When Kilcoo take to the pitch at the Athletic Grounds on Sunday in search of a second Ulster football title, the presence of one particular spectator on the sideline will provide some perspective.
Derrygonnelly are bidding to become the first Fermanagh club to lift the Seamus McFerran Cup, but they will be very much the underdogs against a Kilcoo outfit looking to retain the trophy they won for the first time themselves in 2019, following the cancellation of the 2020 competition.
While the Magpies are hoping to cement their reputation in the province, they do so fresh off the news that former county player Darragh O'Hanlon has been forced into retirement at the age of 28, the former Down captain calling it a day due to debilitating back and knee injuries.
In 2019 the Kilcoo man underwent a spinal operation which led to him having a disc removed, and after a 13-month recovery, he then sustained a cruciate ligament injury.
The recent run of success is still relatively novel for the small club, but Jerome Johnston says it is a reminder of how short a career can be.
"Darragh [pictured below] grew up playing with us, and any finals we’ve played underage and even at seniors, Darragh was always part of that," he said.
"He’s only 28, so for it to be taken away from you so quickly, it’s cruel. He was just very, very unlucky with the run of injuries that he’s had.
"You do think what a lucky position you’re in to be still playing at the minute. Injuries can come and when they come, they can lead to these things. It can end your career so we’re all very lucky to be able to participate in the match on Sunday."
Pushed all the way by Burren to secure a 10th county title in 11 years, Mickey Moran’s side eased past Ramor United before edging out the Glen after extra-time.
The 28-year-old has been in rich goal scoring form this season - he found the net in both Ulster ties - and he will be joined by brothers Ryan and Sheelan in facing down Derrygonnelly.
Part of the first Kilcoo team to win an U-17 provincial title, Sheelan captained Down to an U-20 Ulster title and clipped over two points in the gripping semi-final win over the Glen.
Another victory on Sunday would mark a special weekend for the young forward.
"His 19th birthday was the day of the All-Ireland final. That was definitely ruined so hopefully Derrygonnelly don’t ruin his 21st as well."
That final defeat to Corofin causes much introspection.
A Paul Devlin free in the 11th minute of additional time forced extra-time in Croke Park, but the Galway kingpins hit 1-05 without reply, and dreams of All-Ireland glory in a maiden final were shattered.
"We’ll look back on that in years to come and it is going to hurt and any time you’re beaten in a final, especially an All-Ireland final, it is going to stay with you for the rest of your life."
Before any ambitions of a final day appearance can be contemplated, Derrygonnelly must be accounted for. The Fermanagh side have advanced to their first decider after winning six of the last seven Fermanagh county titles.
I probably haven't have as much time to practice as I did in previous years, but sometimes that’s a good thing
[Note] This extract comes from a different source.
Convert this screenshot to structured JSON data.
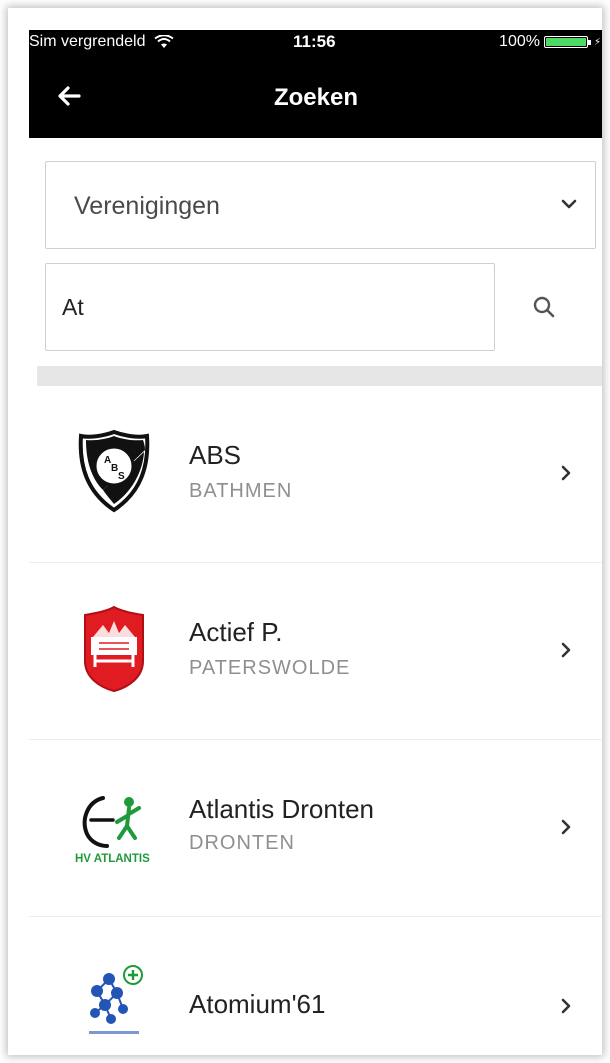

They are bidding to break new ground, and their last meeting - a narrow Ulster semi-final win for Kilcoo three years ago - is an indication that it is likely to be a close encounter on Sunday afternoon.
Johnston's preparation has been different to previous seasons given the birth of his son Lar five months ago.
"I probably haven’t have as much time to practice as I did in previous years, but sometimes that’s a good thing because sometimes you can over-think when you’ve too much time and it can go the wrong way," he said.
"When you’re running after somebody and there’s 60 minutes on the clock and you’re cramping up, you’re definitely thinking, 'I would have appreciated a bit more sleep last night'."